**EXERCISE BRIEF**
What is needed is an exact copy of all the data.

Collected data entries

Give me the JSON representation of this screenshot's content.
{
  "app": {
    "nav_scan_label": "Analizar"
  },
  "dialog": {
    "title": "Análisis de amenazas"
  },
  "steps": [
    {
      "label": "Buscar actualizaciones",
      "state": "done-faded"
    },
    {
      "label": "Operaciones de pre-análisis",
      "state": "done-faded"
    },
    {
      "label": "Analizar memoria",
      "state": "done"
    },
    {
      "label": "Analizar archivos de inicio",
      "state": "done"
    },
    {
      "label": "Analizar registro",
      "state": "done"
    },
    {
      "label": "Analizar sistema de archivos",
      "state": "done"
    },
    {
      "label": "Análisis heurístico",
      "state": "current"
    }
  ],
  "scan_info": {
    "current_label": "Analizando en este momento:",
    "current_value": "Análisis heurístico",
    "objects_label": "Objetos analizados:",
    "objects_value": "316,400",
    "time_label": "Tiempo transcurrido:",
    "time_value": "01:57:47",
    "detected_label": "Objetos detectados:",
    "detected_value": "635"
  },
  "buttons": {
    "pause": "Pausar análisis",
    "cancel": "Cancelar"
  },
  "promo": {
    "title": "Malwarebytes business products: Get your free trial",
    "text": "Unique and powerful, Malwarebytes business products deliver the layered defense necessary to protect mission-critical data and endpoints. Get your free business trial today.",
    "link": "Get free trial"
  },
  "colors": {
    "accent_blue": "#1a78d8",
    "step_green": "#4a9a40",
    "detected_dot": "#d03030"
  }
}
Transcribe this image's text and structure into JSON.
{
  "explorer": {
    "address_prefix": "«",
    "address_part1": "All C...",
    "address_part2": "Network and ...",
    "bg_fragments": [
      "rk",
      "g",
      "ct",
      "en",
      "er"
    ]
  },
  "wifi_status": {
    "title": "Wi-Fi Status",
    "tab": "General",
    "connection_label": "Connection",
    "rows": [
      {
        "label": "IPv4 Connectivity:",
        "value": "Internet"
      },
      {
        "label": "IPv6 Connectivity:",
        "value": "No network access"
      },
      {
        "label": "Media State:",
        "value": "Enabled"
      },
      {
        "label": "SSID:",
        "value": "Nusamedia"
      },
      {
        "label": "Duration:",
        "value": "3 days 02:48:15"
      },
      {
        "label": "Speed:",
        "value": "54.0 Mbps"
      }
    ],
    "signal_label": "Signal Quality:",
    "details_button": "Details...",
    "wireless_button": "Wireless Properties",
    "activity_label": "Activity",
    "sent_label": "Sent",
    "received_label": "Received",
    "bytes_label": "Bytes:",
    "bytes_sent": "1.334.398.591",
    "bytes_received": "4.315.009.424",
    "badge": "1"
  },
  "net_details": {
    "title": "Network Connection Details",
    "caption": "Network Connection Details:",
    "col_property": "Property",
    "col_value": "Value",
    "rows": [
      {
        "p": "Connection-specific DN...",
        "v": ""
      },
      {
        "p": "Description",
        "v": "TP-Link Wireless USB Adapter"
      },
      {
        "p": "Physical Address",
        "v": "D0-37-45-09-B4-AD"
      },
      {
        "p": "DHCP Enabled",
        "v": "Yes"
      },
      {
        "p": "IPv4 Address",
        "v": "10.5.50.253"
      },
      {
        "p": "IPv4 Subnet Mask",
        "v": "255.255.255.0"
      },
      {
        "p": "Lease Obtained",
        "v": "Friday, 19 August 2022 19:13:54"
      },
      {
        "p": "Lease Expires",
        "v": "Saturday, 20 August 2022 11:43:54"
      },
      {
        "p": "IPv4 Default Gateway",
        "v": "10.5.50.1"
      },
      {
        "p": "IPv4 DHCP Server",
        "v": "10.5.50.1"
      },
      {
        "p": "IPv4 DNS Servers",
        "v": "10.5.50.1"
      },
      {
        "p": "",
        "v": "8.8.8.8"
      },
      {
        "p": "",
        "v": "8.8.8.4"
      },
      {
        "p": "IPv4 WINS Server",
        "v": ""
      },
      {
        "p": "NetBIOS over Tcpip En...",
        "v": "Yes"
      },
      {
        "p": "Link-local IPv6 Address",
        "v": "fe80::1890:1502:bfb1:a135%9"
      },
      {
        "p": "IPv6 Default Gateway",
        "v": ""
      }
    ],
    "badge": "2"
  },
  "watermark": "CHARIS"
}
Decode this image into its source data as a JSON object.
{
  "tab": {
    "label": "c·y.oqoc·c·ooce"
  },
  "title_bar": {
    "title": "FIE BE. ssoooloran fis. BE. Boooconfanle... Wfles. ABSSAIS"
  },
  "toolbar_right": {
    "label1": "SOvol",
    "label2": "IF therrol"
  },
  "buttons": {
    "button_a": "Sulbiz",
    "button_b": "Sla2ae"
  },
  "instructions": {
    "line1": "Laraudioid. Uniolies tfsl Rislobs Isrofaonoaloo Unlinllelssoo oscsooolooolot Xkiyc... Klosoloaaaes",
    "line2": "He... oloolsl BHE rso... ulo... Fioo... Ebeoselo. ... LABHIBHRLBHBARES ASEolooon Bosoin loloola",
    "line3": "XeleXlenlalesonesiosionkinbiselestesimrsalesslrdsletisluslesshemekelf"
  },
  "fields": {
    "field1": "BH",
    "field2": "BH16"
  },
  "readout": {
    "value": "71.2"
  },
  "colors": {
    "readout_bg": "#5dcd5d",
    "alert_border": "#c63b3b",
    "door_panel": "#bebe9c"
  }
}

**TASK SOLUTION**
Give me the JSON representation of this screenshot's content.
{
  "app": {
    "nav_scan_label": "Analizar"
  },
  "dialog": {
    "title": "Análisis de amenazas"
  },
  "steps": [
    {
      "label": "Buscar actualizaciones",
      "state": "done-faded"
    },
    {
      "label": "Operaciones de pre-análisis",
      "state": "done-faded"
    },
    {
      "label": "Analizar memoria",
      "state": "done"
    },
    {
      "label": "Analizar archivos de inicio",
      "state": "done"
    },
    {
      "label": "Analizar registro",
      "state": "done"
    },
    {
      "label": "Analizar sistema de archivos",
      "state": "done"
    },
    {
      "label": "Análisis heurístico",
      "state": "current"
    }
  ],
  "scan_info": {
    "current_label": "Analizando en este momento:",
    "current_value": "Análisis heurístico",
    "objects_label": "Objetos analizados:",
    "objects_value": "316,400",
    "time_label": "Tiempo transcurrido:",
    "time_value": "01:57:47",
    "detected_label": "Objetos detectados:",
    "detected_value": "635"
  },
  "buttons": {
    "pause": "Pausar análisis",
    "cancel": "Cancelar"
  },
  "promo": {
    "title": "Malwarebytes business products: Get your free trial",
    "text": "Unique and powerful, Malwarebytes business products deliver the layered defense necessary to protect mission-critical data and endpoints. Get your free business trial today.",
    "link": "Get free trial"
  },
  "colors": {
    "accent_blue": "#1a78d8",
    "step_green": "#4a9a40",
    "detected_dot": "#d03030"
  }
}
Transcribe this image's text and structure into JSON.
{
  "explorer": {
    "address_prefix": "«",
    "address_part1": "All C...",
    "address_part2": "Network and ...",
    "bg_fragments": [
      "rk",
      "g",
      "ct",
      "en",
      "er"
    ]
  },
  "wifi_status": {
    "title": "Wi-Fi Status",
    "tab": "General",
    "connection_label": "Connection",
    "rows": [
      {
        "label": "IPv4 Connectivity:",
        "value": "Internet"
      },
      {
        "label": "IPv6 Connectivity:",
        "value": "No network access"
      },
      {
        "label": "Media State:",
        "value": "Enabled"
      },
      {
        "label": "SSID:",
        "value": "Nusamedia"
      },
      {
        "label": "Duration:",
        "value": "3 days 02:48:15"
      },
      {
        "label": "Speed:",
        "value": "54.0 Mbps"
      }
    ],
    "signal_label": "Signal Quality:",
    "details_button": "Details...",
    "wireless_button": "Wireless Properties",
    "activity_label": "Activity",
    "sent_label": "Sent",
    "received_label": "Received",
    "bytes_label": "Bytes:",
    "bytes_sent": "1.334.398.591",
    "bytes_received": "4.315.009.424",
    "badge": "1"
  },
  "net_details": {
    "title": "Network Connection Details",
    "caption": "Network Connection Details:",
    "col_property": "Property",
    "col_value": "Value",
    "rows": [
      {
        "p": "Connection-specific DN...",
        "v": ""
      },
      {
        "p": "Description",
        "v": "TP-Link Wireless USB Adapter"
      },
      {
        "p": "Physical Address",
        "v": "D0-37-45-09-B4-AD"
      },
      {
        "p": "DHCP Enabled",
        "v": "Yes"
      },
      {
        "p": "IPv4 Address",
        "v": "10.5.50.253"
      },
      {
        "p": "IPv4 Subnet Mask",
        "v": "255.255.255.0"
      },
      {
        "p": "Lease Obtained",
        "v": "Friday, 19 August 2022 19:13:54"
      },
      {
        "p": "Lease Expires",
        "v": "Saturday, 20 August 2022 11:43:54"
      },
      {
        "p": "IPv4 Default Gateway",
        "v": "10.5.50.1"
      },
      {
        "p": "IPv4 DHCP Server",
        "v": "10.5.50.1"
      },
      {
        "p": "IPv4 DNS Servers",
        "v": "10.5.50.1"
      },
      {
        "p": "",
        "v": "8.8.8.8"
      },
      {
        "p": "",
        "v": "8.8.8.4"
      },
      {
        "p": "IPv4 WINS Server",
        "v": ""
      },
      {
        "p": "NetBIOS over Tcpip En...",
        "v": "Yes"
      },
      {
        "p": "Link-local IPv6 Address",
        "v": "fe80::1890:1502:bfb1:a135%9"
      },
      {
        "p": "IPv6 Default Gateway",
        "v": ""
      }
    ],
    "badge": "2"
  },
  "watermark": "CHARIS"
}
Decode this image into its source data as a JSON object.
{
  "tab": {
    "label": "c·y.oqoc·c·ooce"
  },
  "title_bar": {
    "title": "FIE BE. ssoooloran fis. BE. Boooconfanle... Wfles. ABSSAIS"
  },
  "toolbar_right": {
    "label1": "SOvol",
    "label2": "IF therrol"
  },
  "buttons": {
    "button_a": "Sulbiz",
    "button_b": "Sla2ae"
  },
  "instructions": {
    "line1": "Laraudioid. Uniolies tfsl Rislobs Isrofaonoaloo Unlinllelssoo oscsooolooolot Xkiyc... Klosoloaaaes",
    "line2": "He... oloolsl BHE rso... ulo... Fioo... Ebeoselo. ... LABHIBHRLBHBARES ASEolooon Bosoin loloola",
    "line3": "XeleXlenlalesonesiosionkinbiselestesimrsalesslrdsletisluslesshemekelf"
  },
  "fields": {
    "field1": "BH",
    "field2": "BH16"
  },
  "readout": {
    "value": "71.2"
  },
  "colors": {
    "readout_bg": "#5dcd5d",
    "alert_border": "#c63b3b",
    "door_panel": "#bebe9c"
  }
}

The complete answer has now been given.